TASK: Go through the data below and copy each line that includes "документы".

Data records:
────────

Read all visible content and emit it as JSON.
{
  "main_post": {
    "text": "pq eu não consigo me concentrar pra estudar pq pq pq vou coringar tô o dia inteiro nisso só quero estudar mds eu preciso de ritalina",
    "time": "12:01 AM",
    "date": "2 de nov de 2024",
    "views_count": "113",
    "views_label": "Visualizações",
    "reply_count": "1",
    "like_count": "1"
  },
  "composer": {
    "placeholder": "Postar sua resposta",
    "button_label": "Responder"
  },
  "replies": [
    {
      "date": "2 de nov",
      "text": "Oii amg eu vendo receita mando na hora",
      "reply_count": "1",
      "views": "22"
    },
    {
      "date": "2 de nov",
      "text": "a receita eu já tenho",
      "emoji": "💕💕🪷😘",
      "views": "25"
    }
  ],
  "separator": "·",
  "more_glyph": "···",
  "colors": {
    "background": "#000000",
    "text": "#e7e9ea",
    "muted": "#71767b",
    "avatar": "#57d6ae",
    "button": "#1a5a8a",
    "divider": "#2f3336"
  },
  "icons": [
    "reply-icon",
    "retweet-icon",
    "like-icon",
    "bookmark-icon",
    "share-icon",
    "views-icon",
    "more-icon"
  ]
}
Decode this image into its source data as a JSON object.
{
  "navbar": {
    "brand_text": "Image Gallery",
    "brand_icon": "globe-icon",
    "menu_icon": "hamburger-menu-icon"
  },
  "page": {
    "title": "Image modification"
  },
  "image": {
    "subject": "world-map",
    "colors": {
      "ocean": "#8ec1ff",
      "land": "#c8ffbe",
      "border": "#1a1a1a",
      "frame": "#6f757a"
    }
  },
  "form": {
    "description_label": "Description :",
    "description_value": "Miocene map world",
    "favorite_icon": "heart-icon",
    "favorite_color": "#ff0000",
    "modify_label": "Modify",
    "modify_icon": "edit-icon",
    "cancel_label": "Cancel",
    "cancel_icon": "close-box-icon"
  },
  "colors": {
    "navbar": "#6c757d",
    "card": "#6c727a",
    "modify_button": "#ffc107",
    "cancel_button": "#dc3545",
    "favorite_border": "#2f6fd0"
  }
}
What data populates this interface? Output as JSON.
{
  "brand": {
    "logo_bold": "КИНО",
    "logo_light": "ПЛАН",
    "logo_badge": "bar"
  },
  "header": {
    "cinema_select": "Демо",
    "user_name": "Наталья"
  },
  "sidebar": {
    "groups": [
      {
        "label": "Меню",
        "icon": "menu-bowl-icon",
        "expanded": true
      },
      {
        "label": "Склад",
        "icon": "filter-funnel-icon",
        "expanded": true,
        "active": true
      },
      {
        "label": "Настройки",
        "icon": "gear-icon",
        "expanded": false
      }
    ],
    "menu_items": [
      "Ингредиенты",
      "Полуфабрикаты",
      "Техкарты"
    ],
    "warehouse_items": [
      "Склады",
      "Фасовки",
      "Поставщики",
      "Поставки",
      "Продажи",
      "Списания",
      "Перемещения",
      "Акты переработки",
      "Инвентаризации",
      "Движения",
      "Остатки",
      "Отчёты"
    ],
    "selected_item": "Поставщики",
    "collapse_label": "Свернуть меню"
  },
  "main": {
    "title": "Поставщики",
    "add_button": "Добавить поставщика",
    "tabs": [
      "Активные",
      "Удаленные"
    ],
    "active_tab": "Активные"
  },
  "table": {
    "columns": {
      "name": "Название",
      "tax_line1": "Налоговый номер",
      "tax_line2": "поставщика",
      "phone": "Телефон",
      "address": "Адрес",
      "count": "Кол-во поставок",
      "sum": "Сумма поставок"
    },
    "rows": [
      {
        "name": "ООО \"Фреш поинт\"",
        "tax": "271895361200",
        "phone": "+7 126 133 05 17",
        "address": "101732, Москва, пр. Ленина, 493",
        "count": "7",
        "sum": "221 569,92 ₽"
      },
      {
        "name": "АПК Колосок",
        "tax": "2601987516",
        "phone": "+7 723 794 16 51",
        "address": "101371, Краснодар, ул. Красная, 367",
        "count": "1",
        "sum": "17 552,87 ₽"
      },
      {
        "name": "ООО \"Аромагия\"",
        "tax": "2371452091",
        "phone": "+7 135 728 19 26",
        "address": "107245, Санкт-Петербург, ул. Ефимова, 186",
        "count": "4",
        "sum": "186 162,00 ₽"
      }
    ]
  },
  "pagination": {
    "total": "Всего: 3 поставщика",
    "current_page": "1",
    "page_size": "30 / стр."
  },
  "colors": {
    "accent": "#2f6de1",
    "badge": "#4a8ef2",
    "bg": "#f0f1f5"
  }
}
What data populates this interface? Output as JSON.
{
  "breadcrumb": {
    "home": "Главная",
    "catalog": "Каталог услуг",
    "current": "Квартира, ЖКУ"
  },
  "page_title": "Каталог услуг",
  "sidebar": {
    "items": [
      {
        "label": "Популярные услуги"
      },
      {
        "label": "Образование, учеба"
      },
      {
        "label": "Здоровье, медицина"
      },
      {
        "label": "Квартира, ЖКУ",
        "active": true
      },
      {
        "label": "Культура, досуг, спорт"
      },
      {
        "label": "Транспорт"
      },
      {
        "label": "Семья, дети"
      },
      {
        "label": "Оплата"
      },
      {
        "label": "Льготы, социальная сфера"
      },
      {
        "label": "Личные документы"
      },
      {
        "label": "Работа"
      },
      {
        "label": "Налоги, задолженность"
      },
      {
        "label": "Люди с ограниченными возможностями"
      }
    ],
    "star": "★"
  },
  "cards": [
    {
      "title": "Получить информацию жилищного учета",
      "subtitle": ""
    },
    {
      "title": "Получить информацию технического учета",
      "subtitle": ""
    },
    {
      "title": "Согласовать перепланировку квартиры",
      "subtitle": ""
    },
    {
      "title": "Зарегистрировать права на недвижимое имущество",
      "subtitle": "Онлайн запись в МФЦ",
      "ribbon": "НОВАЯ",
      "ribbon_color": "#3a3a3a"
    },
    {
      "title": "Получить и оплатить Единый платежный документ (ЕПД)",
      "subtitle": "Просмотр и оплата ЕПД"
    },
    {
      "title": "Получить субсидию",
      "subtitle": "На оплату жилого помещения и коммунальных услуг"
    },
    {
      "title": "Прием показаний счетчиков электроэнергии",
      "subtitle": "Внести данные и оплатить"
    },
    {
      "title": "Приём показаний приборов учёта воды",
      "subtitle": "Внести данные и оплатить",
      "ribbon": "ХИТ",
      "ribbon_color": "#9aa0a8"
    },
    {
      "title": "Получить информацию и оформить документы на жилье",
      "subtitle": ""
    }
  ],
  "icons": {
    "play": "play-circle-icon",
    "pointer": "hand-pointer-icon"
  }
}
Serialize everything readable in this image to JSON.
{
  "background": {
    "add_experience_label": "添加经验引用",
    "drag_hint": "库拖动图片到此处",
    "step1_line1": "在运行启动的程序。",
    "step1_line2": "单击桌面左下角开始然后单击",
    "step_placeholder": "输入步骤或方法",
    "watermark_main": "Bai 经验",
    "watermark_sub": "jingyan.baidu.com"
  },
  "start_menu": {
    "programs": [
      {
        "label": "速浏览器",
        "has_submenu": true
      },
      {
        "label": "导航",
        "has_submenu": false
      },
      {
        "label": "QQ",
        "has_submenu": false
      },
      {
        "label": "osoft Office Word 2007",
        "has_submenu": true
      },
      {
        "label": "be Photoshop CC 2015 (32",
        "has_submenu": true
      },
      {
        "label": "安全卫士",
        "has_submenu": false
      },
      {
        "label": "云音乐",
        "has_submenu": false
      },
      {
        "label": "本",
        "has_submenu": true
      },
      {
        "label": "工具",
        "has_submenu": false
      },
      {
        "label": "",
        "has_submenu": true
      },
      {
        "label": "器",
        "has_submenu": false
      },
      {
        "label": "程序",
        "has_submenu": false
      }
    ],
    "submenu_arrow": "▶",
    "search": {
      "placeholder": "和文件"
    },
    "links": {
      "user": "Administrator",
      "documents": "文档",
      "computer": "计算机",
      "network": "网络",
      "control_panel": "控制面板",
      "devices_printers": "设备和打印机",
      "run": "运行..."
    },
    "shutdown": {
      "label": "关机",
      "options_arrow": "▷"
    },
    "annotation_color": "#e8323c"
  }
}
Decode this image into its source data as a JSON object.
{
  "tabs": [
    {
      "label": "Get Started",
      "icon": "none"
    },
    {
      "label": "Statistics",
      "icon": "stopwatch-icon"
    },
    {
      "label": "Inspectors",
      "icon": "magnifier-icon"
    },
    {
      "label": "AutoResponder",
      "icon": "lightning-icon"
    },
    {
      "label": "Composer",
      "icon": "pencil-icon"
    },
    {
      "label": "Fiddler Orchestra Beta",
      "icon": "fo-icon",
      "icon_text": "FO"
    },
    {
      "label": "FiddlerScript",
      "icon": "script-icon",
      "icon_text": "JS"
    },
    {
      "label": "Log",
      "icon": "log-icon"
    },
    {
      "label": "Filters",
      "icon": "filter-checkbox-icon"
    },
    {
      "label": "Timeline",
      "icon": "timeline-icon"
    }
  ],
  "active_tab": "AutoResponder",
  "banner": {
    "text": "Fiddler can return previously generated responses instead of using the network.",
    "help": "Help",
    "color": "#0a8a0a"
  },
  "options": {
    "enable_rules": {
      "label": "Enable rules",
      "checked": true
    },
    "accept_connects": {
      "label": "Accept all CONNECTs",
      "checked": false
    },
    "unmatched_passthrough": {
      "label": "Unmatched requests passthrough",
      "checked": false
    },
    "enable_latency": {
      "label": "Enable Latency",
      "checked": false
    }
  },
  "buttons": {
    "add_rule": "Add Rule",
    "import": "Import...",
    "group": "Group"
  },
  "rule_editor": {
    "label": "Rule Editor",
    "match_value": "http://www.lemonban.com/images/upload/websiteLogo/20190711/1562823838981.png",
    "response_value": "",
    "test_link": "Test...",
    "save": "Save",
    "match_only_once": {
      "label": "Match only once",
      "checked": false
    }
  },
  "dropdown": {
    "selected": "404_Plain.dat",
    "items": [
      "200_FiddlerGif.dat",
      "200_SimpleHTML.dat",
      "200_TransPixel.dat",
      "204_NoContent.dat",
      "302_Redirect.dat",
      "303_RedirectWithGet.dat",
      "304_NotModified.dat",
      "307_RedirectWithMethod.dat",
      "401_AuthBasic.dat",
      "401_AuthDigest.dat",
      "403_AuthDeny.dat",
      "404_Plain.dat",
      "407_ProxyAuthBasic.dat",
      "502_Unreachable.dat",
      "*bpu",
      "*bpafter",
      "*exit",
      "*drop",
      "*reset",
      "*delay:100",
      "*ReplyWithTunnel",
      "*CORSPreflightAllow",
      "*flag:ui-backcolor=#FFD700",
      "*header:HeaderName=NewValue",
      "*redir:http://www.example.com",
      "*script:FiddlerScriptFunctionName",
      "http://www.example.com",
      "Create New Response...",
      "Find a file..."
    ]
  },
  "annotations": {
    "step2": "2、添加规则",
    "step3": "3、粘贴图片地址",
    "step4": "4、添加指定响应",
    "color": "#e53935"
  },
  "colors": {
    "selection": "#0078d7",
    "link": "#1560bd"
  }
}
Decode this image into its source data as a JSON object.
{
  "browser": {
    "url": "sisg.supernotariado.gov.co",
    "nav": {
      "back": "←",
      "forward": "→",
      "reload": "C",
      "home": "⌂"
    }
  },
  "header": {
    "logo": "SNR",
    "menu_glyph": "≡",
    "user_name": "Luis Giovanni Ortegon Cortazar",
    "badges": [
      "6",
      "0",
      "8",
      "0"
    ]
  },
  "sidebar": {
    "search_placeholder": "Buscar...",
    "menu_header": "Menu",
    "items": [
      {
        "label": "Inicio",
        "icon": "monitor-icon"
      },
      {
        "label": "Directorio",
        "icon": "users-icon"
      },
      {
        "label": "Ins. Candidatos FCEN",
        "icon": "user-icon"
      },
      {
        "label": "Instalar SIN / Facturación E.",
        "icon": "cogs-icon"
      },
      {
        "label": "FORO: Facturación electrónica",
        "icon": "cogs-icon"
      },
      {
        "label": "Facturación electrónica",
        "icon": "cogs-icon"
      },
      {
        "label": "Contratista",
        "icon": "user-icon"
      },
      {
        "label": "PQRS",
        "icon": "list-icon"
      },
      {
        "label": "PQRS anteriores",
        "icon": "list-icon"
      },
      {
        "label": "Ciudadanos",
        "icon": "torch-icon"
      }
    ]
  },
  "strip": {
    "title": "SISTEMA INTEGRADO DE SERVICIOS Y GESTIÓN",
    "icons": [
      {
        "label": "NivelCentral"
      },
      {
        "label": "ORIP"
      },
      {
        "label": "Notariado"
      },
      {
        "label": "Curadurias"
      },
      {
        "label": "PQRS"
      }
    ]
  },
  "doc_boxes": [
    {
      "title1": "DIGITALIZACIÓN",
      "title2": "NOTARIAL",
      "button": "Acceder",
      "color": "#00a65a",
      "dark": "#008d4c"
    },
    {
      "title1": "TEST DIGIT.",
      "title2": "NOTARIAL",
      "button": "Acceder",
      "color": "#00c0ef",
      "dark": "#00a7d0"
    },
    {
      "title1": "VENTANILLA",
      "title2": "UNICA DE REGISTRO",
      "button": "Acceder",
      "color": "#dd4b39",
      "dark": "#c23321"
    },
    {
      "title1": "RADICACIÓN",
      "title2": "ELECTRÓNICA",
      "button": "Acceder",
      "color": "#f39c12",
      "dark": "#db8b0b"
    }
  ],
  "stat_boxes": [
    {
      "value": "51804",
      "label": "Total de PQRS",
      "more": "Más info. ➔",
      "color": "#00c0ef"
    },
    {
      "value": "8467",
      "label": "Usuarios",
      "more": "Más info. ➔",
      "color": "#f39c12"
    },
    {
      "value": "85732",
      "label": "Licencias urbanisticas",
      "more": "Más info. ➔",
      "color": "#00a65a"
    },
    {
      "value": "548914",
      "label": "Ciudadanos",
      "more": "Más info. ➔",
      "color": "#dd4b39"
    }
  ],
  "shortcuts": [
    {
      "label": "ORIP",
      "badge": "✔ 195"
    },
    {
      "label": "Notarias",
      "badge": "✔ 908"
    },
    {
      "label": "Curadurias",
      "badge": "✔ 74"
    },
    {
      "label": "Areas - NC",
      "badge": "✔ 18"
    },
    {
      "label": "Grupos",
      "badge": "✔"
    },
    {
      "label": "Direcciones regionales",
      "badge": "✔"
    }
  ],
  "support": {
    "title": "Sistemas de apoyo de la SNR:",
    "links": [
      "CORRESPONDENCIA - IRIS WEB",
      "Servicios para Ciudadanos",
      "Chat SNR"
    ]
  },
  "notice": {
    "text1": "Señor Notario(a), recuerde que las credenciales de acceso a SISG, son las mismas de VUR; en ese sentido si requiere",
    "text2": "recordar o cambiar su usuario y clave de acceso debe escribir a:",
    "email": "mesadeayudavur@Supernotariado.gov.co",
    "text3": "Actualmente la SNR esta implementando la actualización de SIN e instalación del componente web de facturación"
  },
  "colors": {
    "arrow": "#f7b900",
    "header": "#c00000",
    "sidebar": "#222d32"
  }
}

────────

SOLUTION FOR THIS TASK:
        "label": "Личные документы"
      "title": "Получить информацию и оформить документы на жилье",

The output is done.